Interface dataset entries

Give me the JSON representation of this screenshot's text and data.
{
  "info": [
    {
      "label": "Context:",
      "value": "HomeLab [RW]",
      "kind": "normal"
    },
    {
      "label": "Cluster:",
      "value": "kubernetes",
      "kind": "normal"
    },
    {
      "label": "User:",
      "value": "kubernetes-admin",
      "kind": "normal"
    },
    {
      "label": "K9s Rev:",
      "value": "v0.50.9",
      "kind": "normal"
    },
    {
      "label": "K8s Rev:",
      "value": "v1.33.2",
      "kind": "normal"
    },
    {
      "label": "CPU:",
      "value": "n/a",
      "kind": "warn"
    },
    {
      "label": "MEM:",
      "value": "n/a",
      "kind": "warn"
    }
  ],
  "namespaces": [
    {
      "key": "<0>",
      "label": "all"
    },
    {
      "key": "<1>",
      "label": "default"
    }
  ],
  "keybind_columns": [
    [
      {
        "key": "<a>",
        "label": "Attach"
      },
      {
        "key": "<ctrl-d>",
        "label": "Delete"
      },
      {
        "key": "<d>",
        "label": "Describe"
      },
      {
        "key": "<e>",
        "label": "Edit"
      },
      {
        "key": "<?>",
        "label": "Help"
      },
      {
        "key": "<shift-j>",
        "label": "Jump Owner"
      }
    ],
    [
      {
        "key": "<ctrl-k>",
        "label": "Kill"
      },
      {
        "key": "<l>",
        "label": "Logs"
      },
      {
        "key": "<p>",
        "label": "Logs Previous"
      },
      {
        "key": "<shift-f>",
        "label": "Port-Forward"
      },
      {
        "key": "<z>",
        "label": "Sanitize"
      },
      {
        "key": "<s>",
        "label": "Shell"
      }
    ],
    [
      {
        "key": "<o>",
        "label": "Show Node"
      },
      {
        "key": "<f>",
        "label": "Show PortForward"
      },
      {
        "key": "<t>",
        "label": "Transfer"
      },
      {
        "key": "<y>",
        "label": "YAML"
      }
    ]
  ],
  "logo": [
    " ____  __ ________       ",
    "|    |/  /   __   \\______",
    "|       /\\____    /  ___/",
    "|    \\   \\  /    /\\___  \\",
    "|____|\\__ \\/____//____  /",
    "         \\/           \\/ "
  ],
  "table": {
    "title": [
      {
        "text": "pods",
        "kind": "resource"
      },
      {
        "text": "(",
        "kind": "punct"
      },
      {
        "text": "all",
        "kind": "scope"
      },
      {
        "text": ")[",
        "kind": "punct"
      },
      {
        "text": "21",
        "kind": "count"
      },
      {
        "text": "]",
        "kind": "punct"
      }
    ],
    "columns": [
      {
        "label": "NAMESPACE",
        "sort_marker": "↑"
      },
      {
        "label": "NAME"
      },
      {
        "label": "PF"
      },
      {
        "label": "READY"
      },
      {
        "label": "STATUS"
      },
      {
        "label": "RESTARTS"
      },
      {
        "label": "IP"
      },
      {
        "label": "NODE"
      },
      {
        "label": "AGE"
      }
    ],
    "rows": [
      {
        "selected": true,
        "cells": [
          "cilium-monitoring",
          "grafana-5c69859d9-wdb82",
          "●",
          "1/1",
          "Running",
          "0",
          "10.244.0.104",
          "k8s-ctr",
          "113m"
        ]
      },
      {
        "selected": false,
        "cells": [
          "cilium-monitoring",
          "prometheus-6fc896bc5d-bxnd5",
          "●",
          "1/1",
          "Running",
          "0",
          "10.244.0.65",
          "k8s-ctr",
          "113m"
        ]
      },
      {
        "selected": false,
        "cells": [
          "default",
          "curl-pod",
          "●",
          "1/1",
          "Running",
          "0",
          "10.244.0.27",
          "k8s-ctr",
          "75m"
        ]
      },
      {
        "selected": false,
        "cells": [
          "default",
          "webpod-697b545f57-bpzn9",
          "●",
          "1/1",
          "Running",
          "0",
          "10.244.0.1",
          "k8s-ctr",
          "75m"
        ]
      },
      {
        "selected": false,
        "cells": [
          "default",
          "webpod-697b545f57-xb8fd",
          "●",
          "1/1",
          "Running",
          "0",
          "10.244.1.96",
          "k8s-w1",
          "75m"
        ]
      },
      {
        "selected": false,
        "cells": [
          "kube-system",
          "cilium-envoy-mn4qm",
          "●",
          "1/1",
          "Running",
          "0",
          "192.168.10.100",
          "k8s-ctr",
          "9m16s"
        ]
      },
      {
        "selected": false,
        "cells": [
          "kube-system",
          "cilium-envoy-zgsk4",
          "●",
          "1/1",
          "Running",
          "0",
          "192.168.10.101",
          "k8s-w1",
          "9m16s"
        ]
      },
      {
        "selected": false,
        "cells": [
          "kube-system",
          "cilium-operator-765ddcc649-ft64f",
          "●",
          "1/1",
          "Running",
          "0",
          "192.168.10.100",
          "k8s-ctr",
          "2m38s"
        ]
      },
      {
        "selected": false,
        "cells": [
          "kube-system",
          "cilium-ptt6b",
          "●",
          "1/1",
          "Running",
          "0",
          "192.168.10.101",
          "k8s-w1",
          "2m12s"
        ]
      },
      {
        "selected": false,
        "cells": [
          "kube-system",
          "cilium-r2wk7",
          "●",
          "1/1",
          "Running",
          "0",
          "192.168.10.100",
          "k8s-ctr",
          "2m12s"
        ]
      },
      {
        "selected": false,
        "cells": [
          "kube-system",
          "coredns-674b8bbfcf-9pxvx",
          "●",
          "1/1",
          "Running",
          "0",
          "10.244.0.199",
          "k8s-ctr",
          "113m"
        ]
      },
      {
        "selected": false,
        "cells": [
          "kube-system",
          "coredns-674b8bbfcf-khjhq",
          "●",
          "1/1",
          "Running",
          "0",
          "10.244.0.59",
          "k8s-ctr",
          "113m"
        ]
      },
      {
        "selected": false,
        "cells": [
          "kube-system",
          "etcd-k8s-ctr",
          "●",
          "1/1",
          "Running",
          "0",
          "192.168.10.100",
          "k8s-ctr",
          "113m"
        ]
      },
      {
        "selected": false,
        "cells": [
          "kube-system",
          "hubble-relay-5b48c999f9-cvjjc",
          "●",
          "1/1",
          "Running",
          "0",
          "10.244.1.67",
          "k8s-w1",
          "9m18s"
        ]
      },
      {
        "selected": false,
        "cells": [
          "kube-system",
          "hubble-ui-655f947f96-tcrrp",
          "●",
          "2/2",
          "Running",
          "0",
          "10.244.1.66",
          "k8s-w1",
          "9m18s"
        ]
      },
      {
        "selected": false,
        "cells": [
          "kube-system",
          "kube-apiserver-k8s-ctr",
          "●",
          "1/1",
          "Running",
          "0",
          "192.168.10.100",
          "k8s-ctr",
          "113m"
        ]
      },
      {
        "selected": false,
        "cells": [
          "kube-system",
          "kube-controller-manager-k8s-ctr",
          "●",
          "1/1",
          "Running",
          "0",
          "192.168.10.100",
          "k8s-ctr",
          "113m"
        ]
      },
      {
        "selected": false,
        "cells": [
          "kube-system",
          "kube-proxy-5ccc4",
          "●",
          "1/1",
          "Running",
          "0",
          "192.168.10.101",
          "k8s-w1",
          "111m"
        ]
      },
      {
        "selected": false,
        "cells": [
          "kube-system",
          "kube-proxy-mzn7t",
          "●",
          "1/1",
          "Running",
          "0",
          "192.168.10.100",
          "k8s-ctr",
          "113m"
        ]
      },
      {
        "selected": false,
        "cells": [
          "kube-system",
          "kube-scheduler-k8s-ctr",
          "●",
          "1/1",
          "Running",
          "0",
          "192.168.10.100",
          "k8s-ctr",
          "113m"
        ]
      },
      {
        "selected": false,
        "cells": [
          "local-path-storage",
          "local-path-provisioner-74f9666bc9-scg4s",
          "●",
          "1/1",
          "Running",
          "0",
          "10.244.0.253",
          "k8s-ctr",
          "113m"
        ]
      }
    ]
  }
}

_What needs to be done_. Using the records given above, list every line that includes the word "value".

_The completed task_.
      "value": "HomeLab [RW]",
      "value": "kubernetes",
      "value": "kubernetes-admin",
      "value": "v0.50.9",
      "value": "v1.33.2",
      "value": "n/a",
      "value": "n/a",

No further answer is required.